▶ **WORK ORDER**:
Output the records exactly, and drop each picture.

▶ **MATERIAL FOR THIS EXERCISE**:
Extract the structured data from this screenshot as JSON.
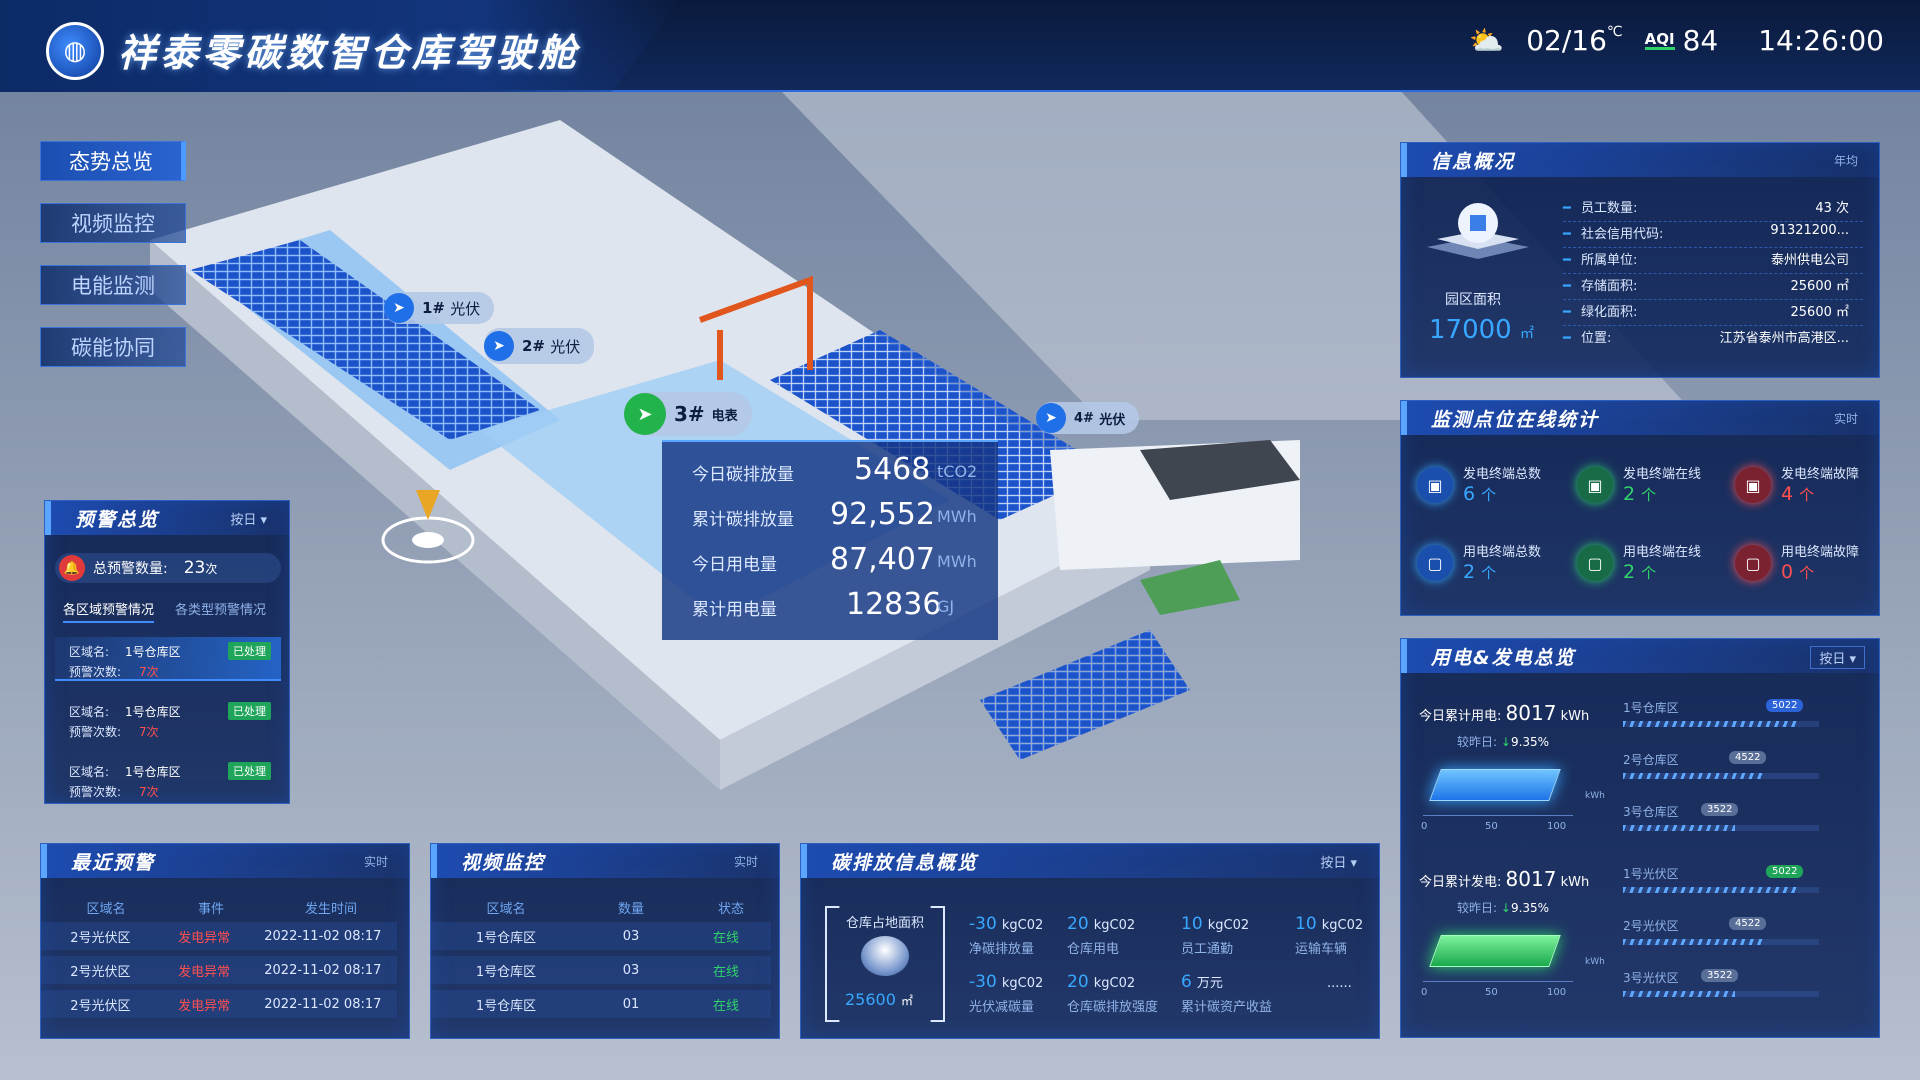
{
  "header": {
    "title": "祥泰零碳数智仓库驾驶舱",
    "date": "02/16",
    "temp_unit": "℃",
    "aqi_label": "AQI",
    "aqi_value": "84",
    "time": "14:26:00"
  },
  "nav": [
    "态势总览",
    "视频监控",
    "电能监测",
    "碳能协同"
  ],
  "map": {
    "pins": [
      {
        "id": "1#",
        "label": "光伏"
      },
      {
        "id": "2#",
        "label": "光伏"
      },
      {
        "id": "3#",
        "label": "电表"
      },
      {
        "id": "4#",
        "label": "光伏"
      }
    ],
    "stats": [
      {
        "label": "今日碳排放量",
        "value": "5468",
        "unit": "tCO2"
      },
      {
        "label": "累计碳排放量",
        "value": "92,552",
        "unit": "MWh"
      },
      {
        "label": "今日用电量",
        "value": "87,407",
        "unit": "MWh"
      },
      {
        "label": "累计用电量",
        "value": "12836",
        "unit": "GJ"
      }
    ]
  },
  "warning": {
    "title": "预警总览",
    "filter": "按日",
    "total_label": "总预警数量:",
    "total_value": "23",
    "total_unit": "次",
    "tabs": [
      "各区域预警情况",
      "各类型预警情况"
    ],
    "items": [
      {
        "area_label": "区域名:",
        "area": "1号仓库区",
        "status": "已处理",
        "count_label": "预警次数:",
        "count": "7次"
      },
      {
        "area_label": "区域名:",
        "area": "1号仓库区",
        "status": "已处理",
        "count_label": "预警次数:",
        "count": "7次"
      },
      {
        "area_label": "区域名:",
        "area": "1号仓库区",
        "status": "已处理",
        "count_label": "预警次数:",
        "count": "7次"
      }
    ]
  },
  "recent": {
    "title": "最近预警",
    "tag": "实时",
    "headers": [
      "区域名",
      "事件",
      "发生时间"
    ],
    "rows": [
      [
        "2号光伏区",
        "发电异常",
        "2022-11-02 08:17"
      ],
      [
        "2号光伏区",
        "发电异常",
        "2022-11-02 08:17"
      ],
      [
        "2号光伏区",
        "发电异常",
        "2022-11-02 08:17"
      ]
    ]
  },
  "video": {
    "title": "视频监控",
    "tag": "实时",
    "headers": [
      "区域名",
      "数量",
      "状态"
    ],
    "rows": [
      [
        "1号仓库区",
        "03",
        "在线"
      ],
      [
        "1号仓库区",
        "03",
        "在线"
      ],
      [
        "1号仓库区",
        "01",
        "在线"
      ]
    ]
  },
  "carbon": {
    "title": "碳排放信息概览",
    "filter": "按日",
    "area_label": "仓库占地面积",
    "area_value": "25600",
    "area_unit": "㎡",
    "cells": [
      {
        "v": "-30",
        "u": "kgC02",
        "l": "净碳排放量"
      },
      {
        "v": "20",
        "u": "kgC02",
        "l": "仓库用电"
      },
      {
        "v": "10",
        "u": "kgC02",
        "l": "员工通勤"
      },
      {
        "v": "10",
        "u": "kgC02",
        "l": "运输车辆"
      },
      {
        "v": "-30",
        "u": "kgC02",
        "l": "光伏减碳量"
      },
      {
        "v": "20",
        "u": "kgC02",
        "l": "仓库碳排放强度"
      },
      {
        "v": "6",
        "u": "万元",
        "l": "累计碳资产收益"
      },
      {
        "v": "......",
        "u": "",
        "l": ""
      }
    ]
  },
  "info": {
    "title": "信息概况",
    "tag": "年均",
    "park_label": "园区面积",
    "park_value": "17000",
    "park_unit": "㎡",
    "rows": [
      {
        "k": "员工数量:",
        "v": "43 次"
      },
      {
        "k": "社会信用代码:",
        "v": "91321200..."
      },
      {
        "k": "所属单位:",
        "v": "泰州供电公司"
      },
      {
        "k": "存储面积:",
        "v": "25600 ㎡"
      },
      {
        "k": "绿化面积:",
        "v": "25600 ㎡"
      },
      {
        "k": "位置:",
        "v": "江苏省泰州市高港区..."
      }
    ]
  },
  "monitor": {
    "title": "监测点位在线统计",
    "tag": "实时",
    "items": [
      {
        "label": "发电终端总数",
        "value": "6",
        "unit": "个",
        "color": "#38a7ff"
      },
      {
        "label": "发电终端在线",
        "value": "2",
        "unit": "个",
        "color": "#2fd36a"
      },
      {
        "label": "发电终端故障",
        "value": "4",
        "unit": "个",
        "color": "#ff4f4f"
      },
      {
        "label": "用电终端总数",
        "value": "2",
        "unit": "个",
        "color": "#38a7ff"
      },
      {
        "label": "用电终端在线",
        "value": "2",
        "unit": "个",
        "color": "#2fd36a"
      },
      {
        "label": "用电终端故障",
        "value": "0",
        "unit": "个",
        "color": "#ff4f4f"
      }
    ]
  },
  "power": {
    "title": "用电&发电总览",
    "filter": "按日",
    "use": {
      "label": "今日累计用电:",
      "value": "8017",
      "unit": "kWh",
      "cmp_label": "较昨日:",
      "cmp": "9.35%",
      "axis": [
        "0",
        "50",
        "100"
      ],
      "axis_unit": "kWh",
      "zones": [
        {
          "name": "1号仓库区",
          "badge": "5022",
          "fill": 0.95
        },
        {
          "name": "2号仓库区",
          "badge": "4522",
          "fill": 0.75
        },
        {
          "name": "3号仓库区",
          "badge": "3522",
          "fill": 0.6
        }
      ]
    },
    "gen": {
      "label": "今日累计发电:",
      "value": "8017",
      "unit": "kWh",
      "cmp_label": "较昨日:",
      "cmp": "9.35%",
      "axis": [
        "0",
        "50",
        "100"
      ],
      "axis_unit": "kWh",
      "zones": [
        {
          "name": "1号光伏区",
          "badge": "5022",
          "fill": 0.95
        },
        {
          "name": "2号光伏区",
          "badge": "4522",
          "fill": 0.75
        },
        {
          "name": "3号光伏区",
          "badge": "3522",
          "fill": 0.6
        }
      ]
    }
  }
}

▶ **RESPONSE BELOW**:
Extract the structured data from this screenshot as JSON.
{
  "header": {
    "title": "祥泰零碳数智仓库驾驶舱",
    "date": "02/16",
    "temp_unit": "℃",
    "aqi_label": "AQI",
    "aqi_value": "84",
    "time": "14:26:00"
  },
  "nav": [
    "态势总览",
    "视频监控",
    "电能监测",
    "碳能协同"
  ],
  "map": {
    "pins": [
      {
        "id": "1#",
        "label": "光伏"
      },
      {
        "id": "2#",
        "label": "光伏"
      },
      {
        "id": "3#",
        "label": "电表"
      },
      {
        "id": "4#",
        "label": "光伏"
      }
    ],
    "stats": [
      {
        "label": "今日碳排放量",
        "value": "5468",
        "unit": "tCO2"
      },
      {
        "label": "累计碳排放量",
        "value": "92,552",
        "unit": "MWh"
      },
      {
        "label": "今日用电量",
        "value": "87,407",
        "unit": "MWh"
      },
      {
        "label": "累计用电量",
        "value": "12836",
        "unit": "GJ"
      }
    ]
  },
  "warning": {
    "title": "预警总览",
    "filter": "按日",
    "total_label": "总预警数量:",
    "total_value": "23",
    "total_unit": "次",
    "tabs": [
      "各区域预警情况",
      "各类型预警情况"
    ],
    "items": [
      {
        "area_label": "区域名:",
        "area": "1号仓库区",
        "status": "已处理",
        "count_label": "预警次数:",
        "count": "7次"
      },
      {
        "area_label": "区域名:",
        "area": "1号仓库区",
        "status": "已处理",
        "count_label": "预警次数:",
        "count": "7次"
      },
      {
        "area_label": "区域名:",
        "area": "1号仓库区",
        "status": "已处理",
        "count_label": "预警次数:",
        "count": "7次"
      }
    ]
  },
  "recent": {
    "title": "最近预警",
    "tag": "实时",
    "headers": [
      "区域名",
      "事件",
      "发生时间"
    ],
    "rows": [
      [
        "2号光伏区",
        "发电异常",
        "2022-11-02 08:17"
      ],
      [
        "2号光伏区",
        "发电异常",
        "2022-11-02 08:17"
      ],
      [
        "2号光伏区",
        "发电异常",
        "2022-11-02 08:17"
      ]
    ]
  },
  "video": {
    "title": "视频监控",
    "tag": "实时",
    "headers": [
      "区域名",
      "数量",
      "状态"
    ],
    "rows": [
      [
        "1号仓库区",
        "03",
        "在线"
      ],
      [
        "1号仓库区",
        "03",
        "在线"
      ],
      [
        "1号仓库区",
        "01",
        "在线"
      ]
    ]
  },
  "carbon": {
    "title": "碳排放信息概览",
    "filter": "按日",
    "area_label": "仓库占地面积",
    "area_value": "25600",
    "area_unit": "㎡",
    "cells": [
      {
        "v": "-30",
        "u": "kgC02",
        "l": "净碳排放量"
      },
      {
        "v": "20",
        "u": "kgC02",
        "l": "仓库用电"
      },
      {
        "v": "10",
        "u": "kgC02",
        "l": "员工通勤"
      },
      {
        "v": "10",
        "u": "kgC02",
        "l": "运输车辆"
      },
      {
        "v": "-30",
        "u": "kgC02",
        "l": "光伏减碳量"
      },
      {
        "v": "20",
        "u": "kgC02",
        "l": "仓库碳排放强度"
      },
      {
        "v": "6",
        "u": "万元",
        "l": "累计碳资产收益"
      },
      {
        "v": "......",
        "u": "",
        "l": ""
      }
    ]
  },
  "info": {
    "title": "信息概况",
    "tag": "年均",
    "park_label": "园区面积",
    "park_value": "17000",
    "park_unit": "㎡",
    "rows": [
      {
        "k": "员工数量:",
        "v": "43 次"
      },
      {
        "k": "社会信用代码:",
        "v": "91321200..."
      },
      {
        "k": "所属单位:",
        "v": "泰州供电公司"
      },
      {
        "k": "存储面积:",
        "v": "25600 ㎡"
      },
      {
        "k": "绿化面积:",
        "v": "25600 ㎡"
      },
      {
        "k": "位置:",
        "v": "江苏省泰州市高港区..."
      }
    ]
  },
  "monitor": {
    "title": "监测点位在线统计",
    "tag": "实时",
    "items": [
      {
        "label": "发电终端总数",
        "value": "6",
        "unit": "个",
        "color": "#38a7ff"
      },
      {
        "label": "发电终端在线",
        "value": "2",
        "unit": "个",
        "color": "#2fd36a"
      },
      {
        "label": "发电终端故障",
        "value": "4",
        "unit": "个",
        "color": "#ff4f4f"
      },
      {
        "label": "用电终端总数",
        "value": "2",
        "unit": "个",
        "color": "#38a7ff"
      },
      {
        "label": "用电终端在线",
        "value": "2",
        "unit": "个",
        "color": "#2fd36a"
      },
      {
        "label": "用电终端故障",
        "value": "0",
        "unit": "个",
        "color": "#ff4f4f"
      }
    ]
  },
  "power": {
    "title": "用电&发电总览",
    "filter": "按日",
    "use": {
      "label": "今日累计用电:",
      "value": "8017",
      "unit": "kWh",
      "cmp_label": "较昨日:",
      "cmp": "9.35%",
      "axis": [
        "0",
        "50",
        "100"
      ],
      "axis_unit": "kWh",
      "zones": [
        {
          "name": "1号仓库区",
          "badge": "5022",
          "fill": 0.95
        },
        {
          "name": "2号仓库区",
          "badge": "4522",
          "fill": 0.75
        },
        {
          "name": "3号仓库区",
          "badge": "3522",
          "fill": 0.6
        }
      ]
    },
    "gen": {
      "label": "今日累计发电:",
      "value": "8017",
      "unit": "kWh",
      "cmp_label": "较昨日:",
      "cmp": "9.35%",
      "axis": [
        "0",
        "50",
        "100"
      ],
      "axis_unit": "kWh",
      "zones": [
        {
          "name": "1号光伏区",
          "badge": "5022",
          "fill": 0.95
        },
        {
          "name": "2号光伏区",
          "badge": "4522",
          "fill": 0.75
        },
        {
          "name": "3号光伏区",
          "badge": "3522",
          "fill": 0.6
        }
      ]
    }
  }
}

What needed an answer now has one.